(Website and app data records)
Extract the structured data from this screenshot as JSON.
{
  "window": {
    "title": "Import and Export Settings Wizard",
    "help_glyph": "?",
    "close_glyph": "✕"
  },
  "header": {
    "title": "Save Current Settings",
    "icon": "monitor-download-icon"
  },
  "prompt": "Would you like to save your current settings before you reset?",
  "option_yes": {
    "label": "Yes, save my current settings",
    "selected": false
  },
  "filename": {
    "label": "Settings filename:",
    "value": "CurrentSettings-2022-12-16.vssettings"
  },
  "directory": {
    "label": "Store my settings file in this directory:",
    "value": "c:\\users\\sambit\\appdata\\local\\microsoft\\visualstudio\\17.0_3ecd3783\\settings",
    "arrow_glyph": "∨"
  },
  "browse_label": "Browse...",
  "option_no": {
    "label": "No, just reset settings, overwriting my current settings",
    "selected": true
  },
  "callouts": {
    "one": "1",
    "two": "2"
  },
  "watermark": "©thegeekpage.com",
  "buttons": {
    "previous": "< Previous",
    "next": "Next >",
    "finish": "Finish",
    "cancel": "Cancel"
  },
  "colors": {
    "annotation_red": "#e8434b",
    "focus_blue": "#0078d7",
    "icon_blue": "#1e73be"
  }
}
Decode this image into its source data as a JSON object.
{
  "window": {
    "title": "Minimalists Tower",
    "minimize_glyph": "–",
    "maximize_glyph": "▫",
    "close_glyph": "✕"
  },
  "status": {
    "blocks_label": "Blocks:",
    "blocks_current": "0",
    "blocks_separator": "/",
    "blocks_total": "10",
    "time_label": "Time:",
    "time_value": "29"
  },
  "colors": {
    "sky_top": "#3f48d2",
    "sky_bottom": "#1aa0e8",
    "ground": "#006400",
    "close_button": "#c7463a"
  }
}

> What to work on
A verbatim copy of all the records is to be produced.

> Task solution
Extract the structured data from this screenshot as JSON.
{
  "window": {
    "title": "Import and Export Settings Wizard",
    "help_glyph": "?",
    "close_glyph": "✕"
  },
  "header": {
    "title": "Save Current Settings",
    "icon": "monitor-download-icon"
  },
  "prompt": "Would you like to save your current settings before you reset?",
  "option_yes": {
    "label": "Yes, save my current settings",
    "selected": false
  },
  "filename": {
    "label": "Settings filename:",
    "value": "CurrentSettings-2022-12-16.vssettings"
  },
  "directory": {
    "label": "Store my settings file in this directory:",
    "value": "c:\\users\\sambit\\appdata\\local\\microsoft\\visualstudio\\17.0_3ecd3783\\settings",
    "arrow_glyph": "∨"
  },
  "browse_label": "Browse...",
  "option_no": {
    "label": "No, just reset settings, overwriting my current settings",
    "selected": true
  },
  "callouts": {
    "one": "1",
    "two": "2"
  },
  "watermark": "©thegeekpage.com",
  "buttons": {
    "previous": "< Previous",
    "next": "Next >",
    "finish": "Finish",
    "cancel": "Cancel"
  },
  "colors": {
    "annotation_red": "#e8434b",
    "focus_blue": "#0078d7",
    "icon_blue": "#1e73be"
  }
}
Decode this image into its source data as a JSON object.
{
  "window": {
    "title": "Minimalists Tower",
    "minimize_glyph": "–",
    "maximize_glyph": "▫",
    "close_glyph": "✕"
  },
  "status": {
    "blocks_label": "Blocks:",
    "blocks_current": "0",
    "blocks_separator": "/",
    "blocks_total": "10",
    "time_label": "Time:",
    "time_value": "29"
  },
  "colors": {
    "sky_top": "#3f48d2",
    "sky_bottom": "#1aa0e8",
    "ground": "#006400",
    "close_button": "#c7463a"
  }
}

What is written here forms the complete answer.